* Problem description
Nothing in the entries should be altered. Write them out in full.

* Supplied entries

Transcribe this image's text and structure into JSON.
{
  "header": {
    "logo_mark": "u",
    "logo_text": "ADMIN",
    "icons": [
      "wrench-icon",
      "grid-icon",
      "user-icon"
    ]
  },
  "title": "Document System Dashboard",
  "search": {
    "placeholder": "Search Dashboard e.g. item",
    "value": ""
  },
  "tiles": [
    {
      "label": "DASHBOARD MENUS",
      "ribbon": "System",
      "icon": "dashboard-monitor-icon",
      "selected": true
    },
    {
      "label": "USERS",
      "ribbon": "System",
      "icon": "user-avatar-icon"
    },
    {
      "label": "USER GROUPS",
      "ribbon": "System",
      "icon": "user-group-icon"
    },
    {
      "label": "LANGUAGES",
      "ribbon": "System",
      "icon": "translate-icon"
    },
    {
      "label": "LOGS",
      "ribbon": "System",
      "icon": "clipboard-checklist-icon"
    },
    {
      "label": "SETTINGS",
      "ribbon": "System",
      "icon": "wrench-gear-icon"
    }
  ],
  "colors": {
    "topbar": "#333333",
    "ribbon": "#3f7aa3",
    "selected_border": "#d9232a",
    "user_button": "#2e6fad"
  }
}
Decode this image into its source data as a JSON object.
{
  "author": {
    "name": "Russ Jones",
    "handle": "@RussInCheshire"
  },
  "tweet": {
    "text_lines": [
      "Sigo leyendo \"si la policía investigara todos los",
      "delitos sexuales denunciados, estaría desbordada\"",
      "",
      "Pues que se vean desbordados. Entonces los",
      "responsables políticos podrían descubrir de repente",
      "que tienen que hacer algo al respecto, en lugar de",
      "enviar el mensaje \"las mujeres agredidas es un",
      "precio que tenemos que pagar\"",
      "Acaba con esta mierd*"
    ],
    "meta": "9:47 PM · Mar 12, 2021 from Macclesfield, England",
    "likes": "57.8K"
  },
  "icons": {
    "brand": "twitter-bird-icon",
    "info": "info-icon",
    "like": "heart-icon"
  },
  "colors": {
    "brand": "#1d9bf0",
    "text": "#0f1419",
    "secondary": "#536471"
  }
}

* Exercise result
Transcribe this image's text and structure into JSON.
{
  "header": {
    "logo_mark": "u",
    "logo_text": "ADMIN",
    "icons": [
      "wrench-icon",
      "grid-icon",
      "user-icon"
    ]
  },
  "title": "Document System Dashboard",
  "search": {
    "placeholder": "Search Dashboard e.g. item",
    "value": ""
  },
  "tiles": [
    {
      "label": "DASHBOARD MENUS",
      "ribbon": "System",
      "icon": "dashboard-monitor-icon",
      "selected": true
    },
    {
      "label": "USERS",
      "ribbon": "System",
      "icon": "user-avatar-icon"
    },
    {
      "label": "USER GROUPS",
      "ribbon": "System",
      "icon": "user-group-icon"
    },
    {
      "label": "LANGUAGES",
      "ribbon": "System",
      "icon": "translate-icon"
    },
    {
      "label": "LOGS",
      "ribbon": "System",
      "icon": "clipboard-checklist-icon"
    },
    {
      "label": "SETTINGS",
      "ribbon": "System",
      "icon": "wrench-gear-icon"
    }
  ],
  "colors": {
    "topbar": "#333333",
    "ribbon": "#3f7aa3",
    "selected_border": "#d9232a",
    "user_button": "#2e6fad"
  }
}
Decode this image into its source data as a JSON object.
{
  "author": {
    "name": "Russ Jones",
    "handle": "@RussInCheshire"
  },
  "tweet": {
    "text_lines": [
      "Sigo leyendo \"si la policía investigara todos los",
      "delitos sexuales denunciados, estaría desbordada\"",
      "",
      "Pues que se vean desbordados. Entonces los",
      "responsables políticos podrían descubrir de repente",
      "que tienen que hacer algo al respecto, en lugar de",
      "enviar el mensaje \"las mujeres agredidas es un",
      "precio que tenemos que pagar\"",
      "Acaba con esta mierd*"
    ],
    "meta": "9:47 PM · Mar 12, 2021 from Macclesfield, England",
    "likes": "57.8K"
  },
  "icons": {
    "brand": "twitter-bird-icon",
    "info": "info-icon",
    "like": "heart-icon"
  },
  "colors": {
    "brand": "#1d9bf0",
    "text": "#0f1419",
    "secondary": "#536471"
  }
}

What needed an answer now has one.